Task statement
Return the data that follows exactly. Include every line.

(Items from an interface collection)
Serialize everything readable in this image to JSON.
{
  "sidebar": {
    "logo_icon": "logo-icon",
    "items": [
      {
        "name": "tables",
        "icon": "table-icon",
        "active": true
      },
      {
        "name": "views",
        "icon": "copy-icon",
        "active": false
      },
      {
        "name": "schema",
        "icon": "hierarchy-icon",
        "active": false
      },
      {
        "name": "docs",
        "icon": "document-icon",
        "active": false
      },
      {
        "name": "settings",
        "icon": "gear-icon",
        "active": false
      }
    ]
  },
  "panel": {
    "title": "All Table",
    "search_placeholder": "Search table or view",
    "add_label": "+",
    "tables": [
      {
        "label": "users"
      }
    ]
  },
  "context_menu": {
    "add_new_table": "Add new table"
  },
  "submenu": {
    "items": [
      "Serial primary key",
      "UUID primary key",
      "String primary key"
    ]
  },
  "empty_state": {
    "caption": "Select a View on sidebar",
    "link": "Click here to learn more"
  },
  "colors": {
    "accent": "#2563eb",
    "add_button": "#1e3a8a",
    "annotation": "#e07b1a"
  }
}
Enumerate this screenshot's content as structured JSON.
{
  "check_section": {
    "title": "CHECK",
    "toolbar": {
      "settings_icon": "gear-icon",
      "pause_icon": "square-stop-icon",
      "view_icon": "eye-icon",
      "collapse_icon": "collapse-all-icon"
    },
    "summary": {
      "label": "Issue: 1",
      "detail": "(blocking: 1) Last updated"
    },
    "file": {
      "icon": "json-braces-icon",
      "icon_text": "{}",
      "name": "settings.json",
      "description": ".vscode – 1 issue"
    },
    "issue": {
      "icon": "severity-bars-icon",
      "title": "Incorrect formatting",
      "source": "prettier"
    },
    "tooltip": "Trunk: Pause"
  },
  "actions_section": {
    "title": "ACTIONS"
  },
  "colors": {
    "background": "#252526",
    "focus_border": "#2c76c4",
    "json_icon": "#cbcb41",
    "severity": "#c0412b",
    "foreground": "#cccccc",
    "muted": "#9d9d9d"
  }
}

Exercise solution
Serialize everything readable in this image to JSON.
{
  "sidebar": {
    "logo_icon": "logo-icon",
    "items": [
      {
        "name": "tables",
        "icon": "table-icon",
        "active": true
      },
      {
        "name": "views",
        "icon": "copy-icon",
        "active": false
      },
      {
        "name": "schema",
        "icon": "hierarchy-icon",
        "active": false
      },
      {
        "name": "docs",
        "icon": "document-icon",
        "active": false
      },
      {
        "name": "settings",
        "icon": "gear-icon",
        "active": false
      }
    ]
  },
  "panel": {
    "title": "All Table",
    "search_placeholder": "Search table or view",
    "add_label": "+",
    "tables": [
      {
        "label": "users"
      }
    ]
  },
  "context_menu": {
    "add_new_table": "Add new table"
  },
  "submenu": {
    "items": [
      "Serial primary key",
      "UUID primary key",
      "String primary key"
    ]
  },
  "empty_state": {
    "caption": "Select a View on sidebar",
    "link": "Click here to learn more"
  },
  "colors": {
    "accent": "#2563eb",
    "add_button": "#1e3a8a",
    "annotation": "#e07b1a"
  }
}
Enumerate this screenshot's content as structured JSON.
{
  "check_section": {
    "title": "CHECK",
    "toolbar": {
      "settings_icon": "gear-icon",
      "pause_icon": "square-stop-icon",
      "view_icon": "eye-icon",
      "collapse_icon": "collapse-all-icon"
    },
    "summary": {
      "label": "Issue: 1",
      "detail": "(blocking: 1) Last updated"
    },
    "file": {
      "icon": "json-braces-icon",
      "icon_text": "{}",
      "name": "settings.json",
      "description": ".vscode – 1 issue"
    },
    "issue": {
      "icon": "severity-bars-icon",
      "title": "Incorrect formatting",
      "source": "prettier"
    },
    "tooltip": "Trunk: Pause"
  },
  "actions_section": {
    "title": "ACTIONS"
  },
  "colors": {
    "background": "#252526",
    "focus_border": "#2c76c4",
    "json_icon": "#cbcb41",
    "severity": "#c0412b",
    "foreground": "#cccccc",
    "muted": "#9d9d9d"
  }
}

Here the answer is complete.